(Items from an interface collection)
==========

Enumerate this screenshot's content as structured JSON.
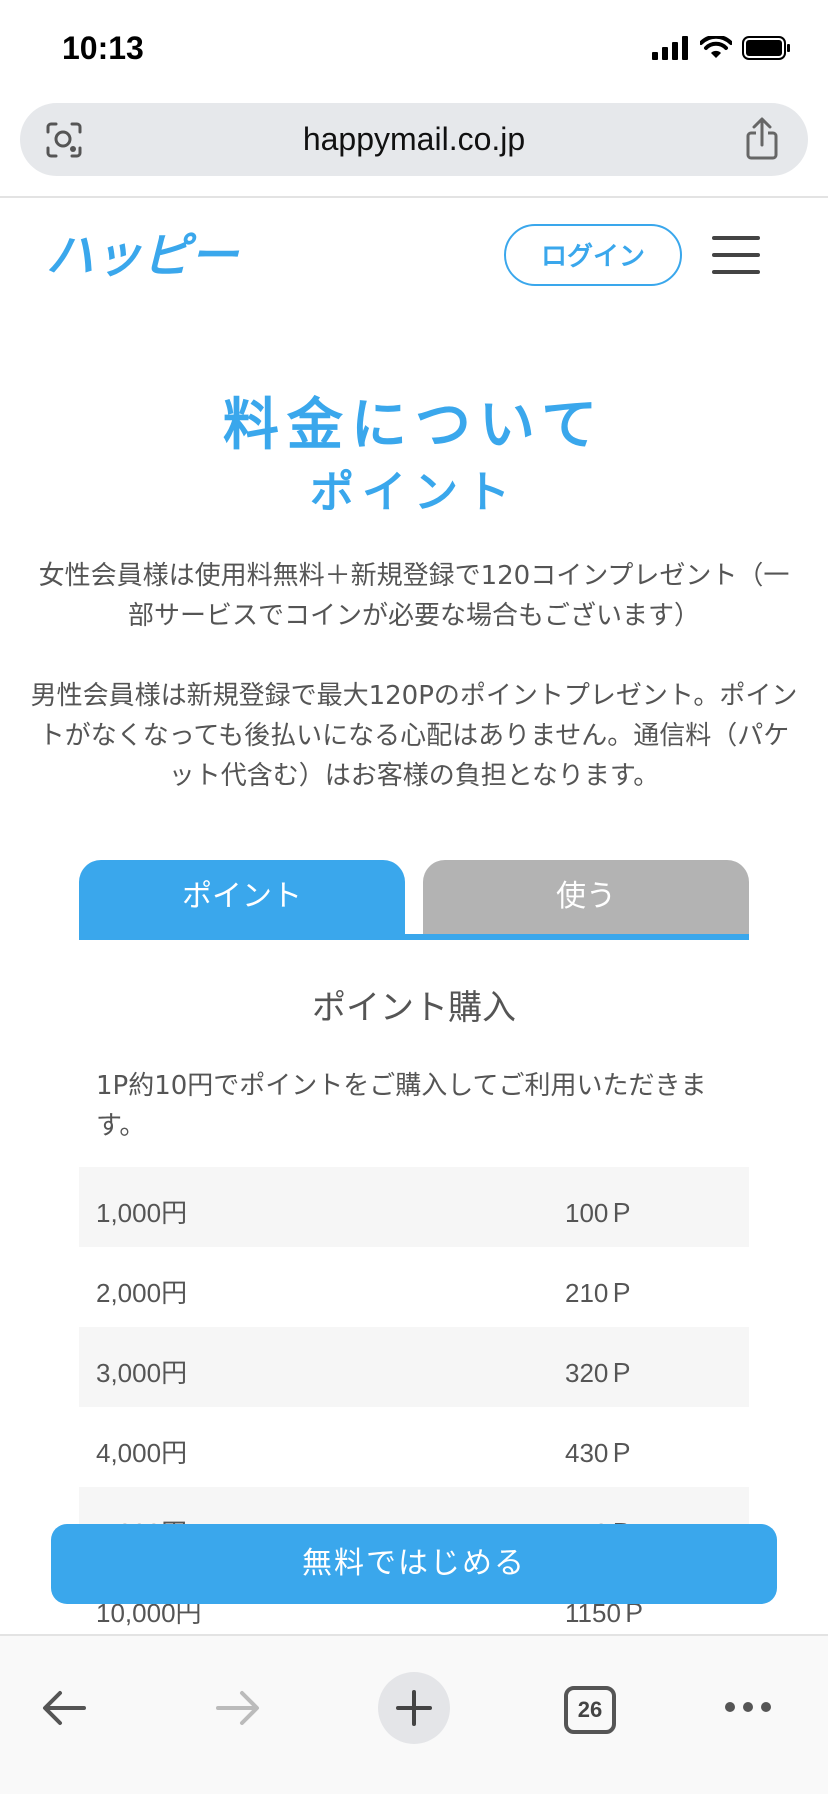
{
  "status_bar": {
    "time": "10:13"
  },
  "browser": {
    "url": "happymail.co.jp",
    "tab_count": "26"
  },
  "header": {
    "logo_text": "ハッピー",
    "login_label": "ログイン"
  },
  "page": {
    "title": "料金について",
    "subtitle": "ポイント",
    "intro_female": "女性会員様は使用料無料＋新規登録で120コインプレゼント（一部サービスでコインが必要な場合もございます）",
    "intro_male": "男性会員様は新規登録で最大120Pのポイントプレゼント。ポイントがなくなっても後払いになる心配はありません。通信料（パケット代含む）はお客様の負担となります。"
  },
  "tabs": [
    {
      "label": "ポイント",
      "active": true
    },
    {
      "label": "使う",
      "active": false
    }
  ],
  "section": {
    "title": "ポイント購入",
    "desc": "1P約10円でポイントをご購入してご利用いただきます。"
  },
  "price_table": [
    {
      "yen": "1,000円",
      "points": "100Ｐ"
    },
    {
      "yen": "2,000円",
      "points": "210Ｐ"
    },
    {
      "yen": "3,000円",
      "points": "320Ｐ"
    },
    {
      "yen": "4,000円",
      "points": "430Ｐ"
    },
    {
      "yen": "5,000円",
      "points": "550Ｐ"
    },
    {
      "yen": "10,000円",
      "points": "1150Ｐ"
    }
  ],
  "cta": {
    "label": "無料ではじめる"
  },
  "colors": {
    "brand": "#3aa7ec",
    "tab_inactive": "#b3b3b3",
    "row_shade": "#f6f6f6"
  }
}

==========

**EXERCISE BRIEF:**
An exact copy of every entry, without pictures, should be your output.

**COMPLETED TASK:**
Enumerate this screenshot's content as structured JSON.
{
  "status_bar": {
    "time": "10:13"
  },
  "browser": {
    "url": "happymail.co.jp",
    "tab_count": "26"
  },
  "header": {
    "logo_text": "ハッピー",
    "login_label": "ログイン"
  },
  "page": {
    "title": "料金について",
    "subtitle": "ポイント",
    "intro_female": "女性会員様は使用料無料＋新規登録で120コインプレゼント（一部サービスでコインが必要な場合もございます）",
    "intro_male": "男性会員様は新規登録で最大120Pのポイントプレゼント。ポイントがなくなっても後払いになる心配はありません。通信料（パケット代含む）はお客様の負担となります。"
  },
  "tabs": [
    {
      "label": "ポイント",
      "active": true
    },
    {
      "label": "使う",
      "active": false
    }
  ],
  "section": {
    "title": "ポイント購入",
    "desc": "1P約10円でポイントをご購入してご利用いただきます。"
  },
  "price_table": [
    {
      "yen": "1,000円",
      "points": "100Ｐ"
    },
    {
      "yen": "2,000円",
      "points": "210Ｐ"
    },
    {
      "yen": "3,000円",
      "points": "320Ｐ"
    },
    {
      "yen": "4,000円",
      "points": "430Ｐ"
    },
    {
      "yen": "5,000円",
      "points": "550Ｐ"
    },
    {
      "yen": "10,000円",
      "points": "1150Ｐ"
    }
  ],
  "cta": {
    "label": "無料ではじめる"
  },
  "colors": {
    "brand": "#3aa7ec",
    "tab_inactive": "#b3b3b3",
    "row_shade": "#f6f6f6"
  }
}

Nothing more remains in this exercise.